:: THE DATA ::

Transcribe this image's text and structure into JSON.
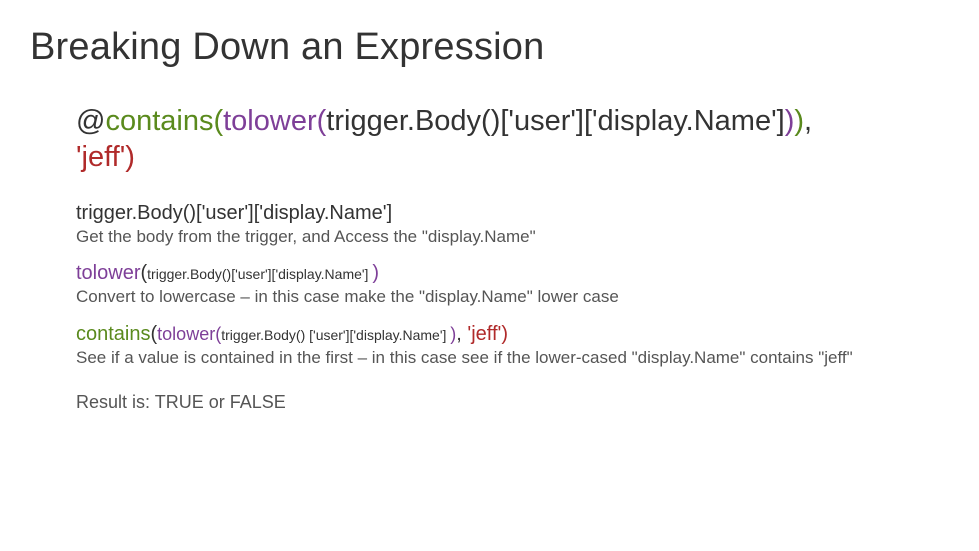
{
  "title": "Breaking Down an Expression",
  "expr": {
    "at": "@",
    "contains_open": "contains(",
    "tolower_open": "tolower(",
    "trigger": "trigger.Body()['user']['display.Name']",
    "tolower_close": ")",
    "contains_close": ")",
    "comma": ",",
    "jeff": "'jeff')"
  },
  "parts": [
    {
      "head": [
        {
          "t": "trigger.Body",
          "cls": "c-dark"
        },
        {
          "t": "()['user']['display.Name']",
          "cls": "c-dark"
        }
      ],
      "desc": "Get the body from the trigger, and Access the \"display.Name\""
    },
    {
      "head": [
        {
          "t": "tolower",
          "cls": "c-purple"
        },
        {
          "t": "(",
          "cls": "c-dark"
        },
        {
          "t": "trigger.Body()['user']['display.Name'] ",
          "cls": "c-dark",
          "sub": true
        },
        {
          "t": ")",
          "cls": "c-purple"
        }
      ],
      "desc": "Convert to lowercase – in this case make the \"display.Name\" lower case"
    },
    {
      "head": [
        {
          "t": "contains",
          "cls": "c-green"
        },
        {
          "t": "(",
          "cls": "c-dark"
        },
        {
          "t": "tolower(",
          "cls": "c-purple",
          "mid": true
        },
        {
          "t": "trigger.Body() ['user']['display.Name'] ",
          "cls": "c-dark",
          "sub": true
        },
        {
          "t": ")",
          "cls": "c-purple",
          "mid": true
        },
        {
          "t": ",",
          "cls": "c-dark"
        },
        {
          "t": " 'jeff')",
          "cls": "c-red"
        }
      ],
      "desc": "See if a value is contained in the first – in this case see if the lower-cased \"display.Name\" contains \"jeff\""
    }
  ],
  "result": "Result is: TRUE or FALSE"
}
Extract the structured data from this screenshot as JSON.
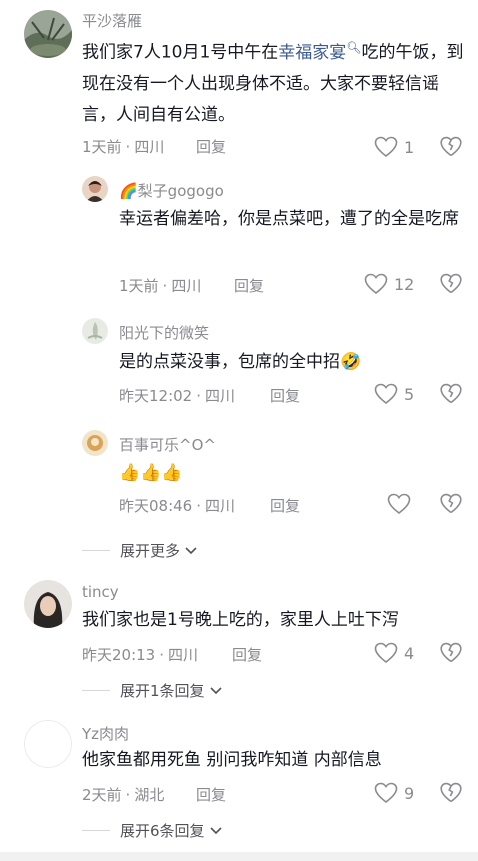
{
  "comments": [
    {
      "user": "平沙落雁",
      "text_before": "我们家7人10月1号中午在",
      "mention": "幸福家宴",
      "text_after_line1": "吃的午",
      "text_rest": "饭，到现在没有一个人出现身体不适。大家不要轻信谣言，人间自有公道。",
      "time": "1天前",
      "location": "四川",
      "reply_label": "回复",
      "likes": "1"
    },
    {
      "user": "🌈梨子gogogo",
      "text": "幸运者偏差哈，你是点菜吧，遭了的全是吃席",
      "time": "1天前",
      "location": "四川",
      "reply_label": "回复",
      "likes": "12"
    },
    {
      "user": "阳光下的微笑",
      "text": "是的点菜没事，包席的全中招🤣",
      "time": "昨天12:02",
      "location": "四川",
      "reply_label": "回复",
      "likes": "5"
    },
    {
      "user": "百事可乐^O^",
      "text": "👍👍👍",
      "time": "昨天08:46",
      "location": "四川",
      "reply_label": "回复",
      "likes": ""
    },
    {
      "user": "tincy",
      "text": "我们家也是1号晚上吃的，家里人上吐下泻",
      "time": "昨天20:13",
      "location": "四川",
      "reply_label": "回复",
      "likes": "4"
    },
    {
      "user": "Yz肉肉",
      "text": "他家鱼都用死鱼 别问我咋知道 内部信息",
      "time": "2天前",
      "location": "湖北",
      "reply_label": "回复",
      "likes": "9"
    }
  ],
  "expanders": {
    "more": "展开更多",
    "replies_1": "展开1条回复",
    "replies_6": "展开6条回复"
  },
  "colors": {
    "text": "#161823",
    "secondary": "#8a8b91",
    "mention": "#3b5a91"
  }
}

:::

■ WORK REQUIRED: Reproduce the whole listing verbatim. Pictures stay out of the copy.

■ RESPONSE FOR THIS EXERCISE:
Transcribe this image's text and structure into JSON.
{
  "title": "Breaking Down an Expression",
  "expr": {
    "at": "@",
    "contains_open": "contains(",
    "tolower_open": "tolower(",
    "trigger": "trigger.Body()['user']['display.Name']",
    "tolower_close": ")",
    "contains_close": ")",
    "comma": ",",
    "jeff": "'jeff')"
  },
  "parts": [
    {
      "head": [
        {
          "t": "trigger.Body",
          "cls": "c-dark"
        },
        {
          "t": "()['user']['display.Name']",
          "cls": "c-dark"
        }
      ],
      "desc": "Get the body from the trigger, and Access the \"display.Name\""
    },
    {
      "head": [
        {
          "t": "tolower",
          "cls": "c-purple"
        },
        {
          "t": "(",
          "cls": "c-dark"
        },
        {
          "t": "trigger.Body()['user']['display.Name'] ",
          "cls": "c-dark",
          "sub": true
        },
        {
          "t": ")",
          "cls": "c-purple"
        }
      ],
      "desc": "Convert to lowercase – in this case make the \"display.Name\" lower case"
    },
    {
      "head": [
        {
          "t": "contains",
          "cls": "c-green"
        },
        {
          "t": "(",
          "cls": "c-dark"
        },
        {
          "t": "tolower(",
          "cls": "c-purple",
          "mid": true
        },
        {
          "t": "trigger.Body() ['user']['display.Name'] ",
          "cls": "c-dark",
          "sub": true
        },
        {
          "t": ")",
          "cls": "c-purple",
          "mid": true
        },
        {
          "t": ",",
          "cls": "c-dark"
        },
        {
          "t": " 'jeff')",
          "cls": "c-red"
        }
      ],
      "desc": "See if a value is contained in the first – in this case see if the lower-cased \"display.Name\" contains \"jeff\""
    }
  ],
  "result": "Result is: TRUE or FALSE"
}
Extract the structured data from this screenshot as JSON.
{
  "comments": [
    {
      "user": "平沙落雁",
      "text_before": "我们家7人10月1号中午在",
      "mention": "幸福家宴",
      "text_after_line1": "吃的午",
      "text_rest": "饭，到现在没有一个人出现身体不适。大家不要轻信谣言，人间自有公道。",
      "time": "1天前",
      "location": "四川",
      "reply_label": "回复",
      "likes": "1"
    },
    {
      "user": "🌈梨子gogogo",
      "text": "幸运者偏差哈，你是点菜吧，遭了的全是吃席",
      "time": "1天前",
      "location": "四川",
      "reply_label": "回复",
      "likes": "12"
    },
    {
      "user": "阳光下的微笑",
      "text": "是的点菜没事，包席的全中招🤣",
      "time": "昨天12:02",
      "location": "四川",
      "reply_label": "回复",
      "likes": "5"
    },
    {
      "user": "百事可乐^O^",
      "text": "👍👍👍",
      "time": "昨天08:46",
      "location": "四川",
      "reply_label": "回复",
      "likes": ""
    },
    {
      "user": "tincy",
      "text": "我们家也是1号晚上吃的，家里人上吐下泻",
      "time": "昨天20:13",
      "location": "四川",
      "reply_label": "回复",
      "likes": "4"
    },
    {
      "user": "Yz肉肉",
      "text": "他家鱼都用死鱼 别问我咋知道 内部信息",
      "time": "2天前",
      "location": "湖北",
      "reply_label": "回复",
      "likes": "9"
    }
  ],
  "expanders": {
    "more": "展开更多",
    "replies_1": "展开1条回复",
    "replies_6": "展开6条回复"
  },
  "colors": {
    "text": "#161823",
    "secondary": "#8a8b91",
    "mention": "#3b5a91"
  }
}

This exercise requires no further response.